But the story of the legendary king of Britain predates Shakespeare by centuries. The first written account we know of comes from The History of the Kings of Britain (circa 1136 A.D.) by British cleric Geoffrey of Monmouth.
In Will’s version, the king is named Lear and the three daughters are named Goneril, Regan, and Cordelia. But in Geoff’s version, the king is Leir and the daughters are Gonorilla, Regau and Cordeilla. And in the dozens of versions of the story published in between, the names are rendered all sorts of ways:
- Lear: Leare, Leier, Leir, Leire, Leïr, Leyr, Leyre, Leyrius, Leyrus, Leÿr, Lhyr, Lier, Leirius, Llur, Llyr, Lur, Lyer, Lyr
- Goneril: Agornille, Condril, Conorel, Corneill, Garonilla, Genoril, Genorilla, Geronilla, Gonerell, Gonerill, Gonerilla, Gonoreille, Gonorell, Gonorelle, Gonorild, Gonorilde, Gonoril, Gonorill, Gonorilla, Gonorille, Gonoryll, Gonorylla Gonorylle, Gordonilla, Gorgonilla, Gornoille, Gornoylle, Gornorilla, Gornorille, Gornylle, Goriorilla, Goronilla
- Regan: Ragaie, Ragan, Ragana, Ragau, Ragaw, Regau, Regault, Regina, Regnault, Rigan, Rogan, Rugau, Rygan
- Cordelia: Chordaila, Chordalia, Chordeila, Chordeylla, Cordaila, Cordeila, Cordeilla, Cordeil, Cordeile, Cordeill, Cordeilla, Cordeille, Cordela, Cordell, Cordella, Cordelle, Cordeyl, Cordeyll, Cordeylla, Cordeylle, Cordiel, Cordil, Cordila, Cordile, Cordilla, Cordille, Cordoil, Cordoilla, Cordoille, Cordoylla, Cordyla, Cordylle, Coredil, Gordaila, Gordalia, Gordeil, Gordeila, Gordeilla, Gordeille, Gordeylla, Gordille, Gordoille, Gordoylle, Gordylle
Interesting how Shakespeare’s “Goneril” and “Cordelia” are easy to differentiate, but certain earlier versions of the two names were quite similar. Modern academics associate them with the Latin words gonos, meaning “genitals,” and cordis, meaning “heart.”
- Charlton, H. B. Shakespearian Tragedy. Cambridge: Cambridge University Press, 1948.
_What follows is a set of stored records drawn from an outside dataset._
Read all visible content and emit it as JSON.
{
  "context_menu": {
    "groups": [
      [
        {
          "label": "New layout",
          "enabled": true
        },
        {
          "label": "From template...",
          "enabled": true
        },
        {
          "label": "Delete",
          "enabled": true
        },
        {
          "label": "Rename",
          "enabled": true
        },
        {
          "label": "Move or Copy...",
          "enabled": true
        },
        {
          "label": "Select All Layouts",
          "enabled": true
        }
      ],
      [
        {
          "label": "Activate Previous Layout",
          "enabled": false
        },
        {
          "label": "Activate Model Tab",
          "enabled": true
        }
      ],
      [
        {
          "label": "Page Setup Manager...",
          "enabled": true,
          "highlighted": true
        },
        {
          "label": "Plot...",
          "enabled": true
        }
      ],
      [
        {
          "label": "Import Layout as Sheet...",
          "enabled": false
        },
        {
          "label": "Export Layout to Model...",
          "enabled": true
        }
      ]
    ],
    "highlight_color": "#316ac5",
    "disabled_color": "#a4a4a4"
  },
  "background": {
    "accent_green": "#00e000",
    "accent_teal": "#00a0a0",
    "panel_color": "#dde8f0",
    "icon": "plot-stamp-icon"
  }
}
- Perrett, Wilfrid. The Story of King Lear from Geoffrey of Monmouth to Shakespeare. Berlin: Mayer & Müller, 1904.
Image: King Lear and Daughters